  • Strawberry Shortcake
  • Smurfs
  • He-Man

Some toys are so inextricably connected to their media brother that it’s hard to tell which begat which. In the 80’s, cartoons based on toys and vice versa were so popular that Saturday morning TV was the equivalent of watching two hours of infomercials.

To protect children from undo influence the FCC put rules in place that force a separation between cartoons and related toys.

The FCC also requires that, in television programs directed to children ages 12 and under, program material be separated from commercials by intervening and unrelated program material. The purpose of this separation policy is to protect young children who have difficulty distinguishing between commercial and program material and are therefore more vulnerable to commercial messages. If a program fails to adequately separate program and commercial material, the entire duration of the program may be counted as commercial material (a “program-length commercial”).

If you’re reading this on a mobile device, thank a developer

“There are apps that improve people’s lives.”

Apple kicked off their developer conference this morning with an uplifting video about the power of mobile technology and even I can’t be cynical about this grandiose look at how far we’ve come and we’re just getting started.Well. . . they’re just getting started. According to CEO Tim Cook Apple has 9 million registered developers but what’s really impressive is that 70% of the people at the conference are newbies, combined they cover 69 countries with the youngest attendee only 13-years old.

That tells me that the future for developers is looking bright and beautiful.


It also means the future for mobile marketers is going to change, and fast, and again, even faster.

Old Macdonald had a farm with internet, Gee Oh Oh Gee eL Eee!

The Wall Street Journal has exclusive details of Google’s plans to take over the world thanks to a fleet of satellites. It just needs $1 BILLION dollars!


Actually the plan is not that evil. It’s not even quasi-evil.

The Goog wants to put into orbit around 180 small, low-orbit satellites that would bring internet to rural areas of the world–allowing Old Macdonald to check-in on the Facebook status of his cows.

“Google and Facebook are trying to figure out ways of reaching populations that thus far have been unreachable,” said Susan Irwin, president of Irwin Communications Inc., a satellite-communications research firm. “Wired connectivity only goes so far and wireless cellular networks reach small areas.
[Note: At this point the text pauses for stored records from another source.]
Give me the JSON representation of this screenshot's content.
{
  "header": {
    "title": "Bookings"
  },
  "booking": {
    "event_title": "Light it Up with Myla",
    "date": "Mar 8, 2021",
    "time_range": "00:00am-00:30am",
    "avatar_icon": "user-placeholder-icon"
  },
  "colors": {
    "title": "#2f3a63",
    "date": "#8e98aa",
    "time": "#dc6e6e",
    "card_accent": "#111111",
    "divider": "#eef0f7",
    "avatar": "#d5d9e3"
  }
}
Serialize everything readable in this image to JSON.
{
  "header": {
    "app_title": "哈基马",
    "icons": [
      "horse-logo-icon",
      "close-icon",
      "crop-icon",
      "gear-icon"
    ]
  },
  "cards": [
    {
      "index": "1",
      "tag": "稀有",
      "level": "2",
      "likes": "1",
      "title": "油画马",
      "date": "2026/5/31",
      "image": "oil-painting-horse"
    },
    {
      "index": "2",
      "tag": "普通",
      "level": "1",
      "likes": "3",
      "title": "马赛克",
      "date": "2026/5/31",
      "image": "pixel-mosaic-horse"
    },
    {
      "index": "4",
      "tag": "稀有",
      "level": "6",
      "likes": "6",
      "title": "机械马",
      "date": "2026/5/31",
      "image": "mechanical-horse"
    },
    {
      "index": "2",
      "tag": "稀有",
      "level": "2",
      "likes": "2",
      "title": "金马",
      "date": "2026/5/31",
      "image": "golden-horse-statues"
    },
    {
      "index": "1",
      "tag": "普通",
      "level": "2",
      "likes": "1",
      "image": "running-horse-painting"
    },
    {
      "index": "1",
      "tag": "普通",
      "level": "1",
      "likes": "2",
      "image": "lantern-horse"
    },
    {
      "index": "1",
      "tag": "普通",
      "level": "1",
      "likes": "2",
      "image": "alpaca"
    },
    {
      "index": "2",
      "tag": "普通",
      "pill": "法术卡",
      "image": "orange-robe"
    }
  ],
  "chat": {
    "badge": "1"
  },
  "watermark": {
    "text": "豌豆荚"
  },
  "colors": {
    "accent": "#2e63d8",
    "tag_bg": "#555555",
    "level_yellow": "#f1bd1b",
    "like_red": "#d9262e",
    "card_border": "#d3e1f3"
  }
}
Satellites can gain much broader access.”

Why? The money! It’s always about the money.